Their name is synonymous with the rolling hills and rich farming land of Keyneton, but the time has come for fifth generation farmer, Graham Keynes and wife, Melanie of Karinya Station to seek greener, and perhaps slightly less hilly, pastures.
After 35 years in partnership with brother, Joe, Graham has decided to sell his half of the original Keynes landholding, known as Red Creek, as well as their jointly owned Moculta property, Karinya Station, which Graham and Melanie have called home for the past 31 years.
It’s an emotional time for the Keynes’, who have invested their lives in the land and raised their three children, Benjamin, 33; Alexander, 31; and Annabel, 29; in the 101 year old Karinya homestead.
But now aged in their 60s, the couple are looking to down-size their enterprise in order to enjoy more time doing other things they love and reduce stress later in life.
“It’s been a beautiful place to bring up our family, I’ve loved every minute of it. It’s going to be hard to leave,” said Melanie, who enjoyed a successful career in the wine industry parallel to Graham’s farming.
“But we don’t want to have to do this at 70 or 80.”
Renowned for producing Merino wool, Angus cattle and crossbred lambs, Graham said he is most proud of being associated with high quality wool production, and the effort he and Joe have put into taking care of the special land they have been custodians of.
“I think that’s a really important part of the way that we’ve operated is to be able to realise that the land needs rest and needs to recover,” said Graham.
“So that’s my legacy and Joe’s as well, which he’s carrying on, and hopefully somebody else will be able to do that too going forward, with a lot more energy perhaps than I’ve got at this point of my life!”
While Graham and Melanie’s son, Alexander works with his father on the property, none of their children have decided to move into Karinya and succeed their parents in running the two adjoining properties, which cover an area of 4596 hectares.
The couple said they have never put any pressure on their children to take over the farm.
“It’s their right to choose their life,” said Melanie.
“We think to be farming like this on this kind of scale, you’ve got to be passionate about it. They all have a love for the land, but I would never dictate to somebody else how they should live their life.”
Benjamin currently lives and works as an artist in Melbourne with his partner, Caitlin and five year old daughter, Frida, while Annabel is studying to be an occupational therapist.
Alexander may continue to work alongside his father in his next venture, which will still include sheep and cattle as Graham is by no means ready to hang up his Akubra.
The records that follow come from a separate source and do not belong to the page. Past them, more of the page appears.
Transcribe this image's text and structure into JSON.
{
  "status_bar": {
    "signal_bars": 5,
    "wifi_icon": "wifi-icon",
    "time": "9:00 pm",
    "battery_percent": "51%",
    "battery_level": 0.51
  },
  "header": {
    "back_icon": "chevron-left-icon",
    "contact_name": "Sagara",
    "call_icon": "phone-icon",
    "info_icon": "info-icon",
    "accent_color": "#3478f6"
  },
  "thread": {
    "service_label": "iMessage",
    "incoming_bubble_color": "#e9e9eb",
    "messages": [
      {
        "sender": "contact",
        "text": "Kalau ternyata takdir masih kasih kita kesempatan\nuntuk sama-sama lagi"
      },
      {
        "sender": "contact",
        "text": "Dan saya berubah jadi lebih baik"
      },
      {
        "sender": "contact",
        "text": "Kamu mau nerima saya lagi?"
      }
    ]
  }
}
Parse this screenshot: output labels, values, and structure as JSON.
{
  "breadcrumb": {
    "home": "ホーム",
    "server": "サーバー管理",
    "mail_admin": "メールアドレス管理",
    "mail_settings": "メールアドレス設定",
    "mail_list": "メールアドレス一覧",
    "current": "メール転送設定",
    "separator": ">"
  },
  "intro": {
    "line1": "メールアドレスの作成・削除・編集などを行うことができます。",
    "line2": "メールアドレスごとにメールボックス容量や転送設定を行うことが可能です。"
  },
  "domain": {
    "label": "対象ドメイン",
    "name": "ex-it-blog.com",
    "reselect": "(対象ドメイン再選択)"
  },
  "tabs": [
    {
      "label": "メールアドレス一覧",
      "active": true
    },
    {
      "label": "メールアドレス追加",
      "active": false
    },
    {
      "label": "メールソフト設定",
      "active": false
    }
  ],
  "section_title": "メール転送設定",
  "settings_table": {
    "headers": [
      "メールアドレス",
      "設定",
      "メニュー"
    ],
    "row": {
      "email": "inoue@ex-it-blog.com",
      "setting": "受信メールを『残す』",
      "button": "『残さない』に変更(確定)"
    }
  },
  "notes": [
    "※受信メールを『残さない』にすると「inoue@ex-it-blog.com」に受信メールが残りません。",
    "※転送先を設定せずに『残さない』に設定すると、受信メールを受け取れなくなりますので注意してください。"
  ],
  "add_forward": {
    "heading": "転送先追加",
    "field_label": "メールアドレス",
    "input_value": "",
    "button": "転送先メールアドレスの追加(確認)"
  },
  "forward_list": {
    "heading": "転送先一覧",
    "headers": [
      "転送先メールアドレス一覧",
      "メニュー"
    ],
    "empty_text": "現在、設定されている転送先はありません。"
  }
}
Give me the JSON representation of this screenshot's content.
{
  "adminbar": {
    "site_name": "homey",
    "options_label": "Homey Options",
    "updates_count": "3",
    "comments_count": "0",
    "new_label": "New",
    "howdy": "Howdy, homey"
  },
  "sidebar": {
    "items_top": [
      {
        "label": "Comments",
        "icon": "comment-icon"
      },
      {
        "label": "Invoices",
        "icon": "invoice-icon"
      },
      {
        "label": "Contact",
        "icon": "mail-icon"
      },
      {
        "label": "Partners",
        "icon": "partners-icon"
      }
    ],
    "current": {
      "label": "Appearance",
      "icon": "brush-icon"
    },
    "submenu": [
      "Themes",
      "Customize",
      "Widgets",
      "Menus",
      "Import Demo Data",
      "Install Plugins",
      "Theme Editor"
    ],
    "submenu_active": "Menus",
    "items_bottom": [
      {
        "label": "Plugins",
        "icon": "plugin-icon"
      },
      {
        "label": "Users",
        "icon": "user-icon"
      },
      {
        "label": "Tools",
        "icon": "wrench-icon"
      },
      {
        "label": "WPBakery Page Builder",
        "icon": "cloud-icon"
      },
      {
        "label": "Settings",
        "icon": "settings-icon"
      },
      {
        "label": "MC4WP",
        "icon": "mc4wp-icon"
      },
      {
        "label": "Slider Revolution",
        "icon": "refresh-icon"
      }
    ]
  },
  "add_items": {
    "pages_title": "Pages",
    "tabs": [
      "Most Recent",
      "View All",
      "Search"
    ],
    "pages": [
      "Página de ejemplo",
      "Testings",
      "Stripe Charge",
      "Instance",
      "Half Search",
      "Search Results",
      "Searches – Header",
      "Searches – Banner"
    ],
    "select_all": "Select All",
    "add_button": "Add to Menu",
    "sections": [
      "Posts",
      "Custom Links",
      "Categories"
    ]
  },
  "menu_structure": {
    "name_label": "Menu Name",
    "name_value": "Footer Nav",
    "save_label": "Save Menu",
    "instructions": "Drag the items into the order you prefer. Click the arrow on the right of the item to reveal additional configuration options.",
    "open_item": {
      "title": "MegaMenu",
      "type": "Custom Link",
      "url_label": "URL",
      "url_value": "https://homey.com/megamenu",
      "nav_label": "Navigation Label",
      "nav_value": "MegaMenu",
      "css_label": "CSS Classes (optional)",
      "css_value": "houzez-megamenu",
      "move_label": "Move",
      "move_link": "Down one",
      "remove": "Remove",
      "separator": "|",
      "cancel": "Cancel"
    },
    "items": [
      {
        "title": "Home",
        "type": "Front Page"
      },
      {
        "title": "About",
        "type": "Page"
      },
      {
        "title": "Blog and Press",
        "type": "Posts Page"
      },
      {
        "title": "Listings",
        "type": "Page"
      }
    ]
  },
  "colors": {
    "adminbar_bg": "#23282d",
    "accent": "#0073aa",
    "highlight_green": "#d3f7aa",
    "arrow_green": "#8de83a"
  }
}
“We joke that I must have not read the fine print in the marriage contract that at 61 he wants to buy another property,” laughed Melanie.
“He doesn’t want to retire, he loves the work, he loves farming so he wants to continue but it just needs to be on a smaller scale than what we have here.”
The couple aren’t yet sure where they will go next but are thinking somewhere towards the Adelaide Hills may be a good fit.
“Somewhere a little bit more accessible to things, and maybe some flatter country,” laughed Graham.
But there will be tears shed nonetheless when the time comes to say goodbye to Graham’s ancestral homeland.
“We really love it here and it’s been such a great thing for us to grow up and be part of Keyneton and the Barossa. Making our home here has been wonderful,” said Graham.
“You pinch yourself and say, it’s been a pretty good office.”
Joe’s half of the Keynes’ estate, Keyneton Station, which includes the original homestead built by the brothers’ great-great- grandfather, Joseph Keynes will continue to be owned and farmed by Joe and his wife, Sally and daughter, Georgie.